Saturday, November 12, 2011


Mother used to warn about the dangers of "loose women" but loose bison?  The Tall Grass Prairie Preserve near Bartlesville, Oklahoma, is privately owned and operated by the Nature Conservancy.  A herbaceous sea nearly seven feet high, the tallgrass prairie originally stretched from Texas to Saskatchewan.  With an additional National Preserve in Kansas of 140 million acres, the Tall Grass Prairie Preserve is the largest remnant of tallgrass prairie left on earth.  

The primary aim of the preserve is to restore and protect endangered native grasses, the largest of which grow over 7 feet tall with roots 9 feet deep.  In addition to its mission to restore and protect this dwindling ecosystem, The Tall Grass Prairie Preserve maintains a bison herd of nearly 2,500 head.  By 1888, only 541 bison remained in the United States, largely protected by ranchers who attempted to breed the bison with cattle.  Thanks to preservation efforts, bison are no longer a threatened species.  In order to protect the native grasses from over-graizing, and to isolate cattle genes and remove them from the herd, the Preserve conducts an annual Bison Roundup every October.  I managed to catch a glimpse of the herd from a distance, through binoculars.  For a close-up view, watch this video of the roundup below:

The Tall Grass Prairie Museum 

Armadillo shell 

Scat Identification tray

Weird cage in the men's restroom

Proud Buffalo statue, Colby wearing "scat identification bandana", trying to look grizzled  

Surveying the prairie


  1. uh, the shot of you from behind... now if you had just pulled your knickers
    down over your bum, we woulda had a nice shot of the moon on the prairie.
    Love your tourist blogs. Really makes me wanna go to Tulsa and bag some

  2. Odd, while you were surveying the prairie, I was surveying something else.

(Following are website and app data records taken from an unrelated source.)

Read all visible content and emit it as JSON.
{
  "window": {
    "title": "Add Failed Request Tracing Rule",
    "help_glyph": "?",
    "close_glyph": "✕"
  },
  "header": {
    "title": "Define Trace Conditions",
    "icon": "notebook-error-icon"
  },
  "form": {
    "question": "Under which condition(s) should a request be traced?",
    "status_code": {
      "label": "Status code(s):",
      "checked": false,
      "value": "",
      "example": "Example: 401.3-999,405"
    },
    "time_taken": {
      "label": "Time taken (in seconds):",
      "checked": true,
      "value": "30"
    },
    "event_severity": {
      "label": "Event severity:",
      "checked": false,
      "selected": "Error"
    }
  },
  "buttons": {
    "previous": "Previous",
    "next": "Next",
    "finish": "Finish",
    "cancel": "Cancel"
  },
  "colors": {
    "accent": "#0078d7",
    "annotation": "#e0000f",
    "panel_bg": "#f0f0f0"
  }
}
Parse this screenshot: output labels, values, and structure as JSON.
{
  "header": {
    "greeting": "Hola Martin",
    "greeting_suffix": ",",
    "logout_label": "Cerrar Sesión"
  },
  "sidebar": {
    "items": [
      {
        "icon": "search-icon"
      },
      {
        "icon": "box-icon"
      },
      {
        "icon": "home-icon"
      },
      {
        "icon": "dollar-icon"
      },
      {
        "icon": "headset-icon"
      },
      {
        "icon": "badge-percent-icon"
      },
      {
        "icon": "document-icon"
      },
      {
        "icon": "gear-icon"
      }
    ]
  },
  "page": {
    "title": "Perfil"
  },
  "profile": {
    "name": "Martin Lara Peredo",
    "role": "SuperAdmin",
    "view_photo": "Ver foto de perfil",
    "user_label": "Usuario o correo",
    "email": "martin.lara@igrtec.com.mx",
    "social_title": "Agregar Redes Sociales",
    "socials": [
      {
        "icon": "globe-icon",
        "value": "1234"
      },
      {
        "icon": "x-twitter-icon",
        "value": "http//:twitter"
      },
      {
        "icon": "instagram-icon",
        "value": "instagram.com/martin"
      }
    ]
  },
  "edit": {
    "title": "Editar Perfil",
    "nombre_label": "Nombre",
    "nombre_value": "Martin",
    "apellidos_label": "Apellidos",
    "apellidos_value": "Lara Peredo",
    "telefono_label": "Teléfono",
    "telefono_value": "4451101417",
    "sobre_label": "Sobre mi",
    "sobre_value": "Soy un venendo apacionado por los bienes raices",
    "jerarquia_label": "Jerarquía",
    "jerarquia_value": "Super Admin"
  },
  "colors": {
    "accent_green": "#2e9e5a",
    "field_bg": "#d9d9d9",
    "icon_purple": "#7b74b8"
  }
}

  3. The thing about prairie views is that they simply cannot be photographed. Using a lens restricts the view to a frame, which diminishes the impact of infinity stretching out in all directions from you. It can be simply amazing, and very hard to describe to bi-coastals, who are used to little postage stamp skies, framed by buildings and terrain. Just experiencing the prairie in person makes it obvious why most cultures posit an earth deity and a sky deity as the two primordial gods.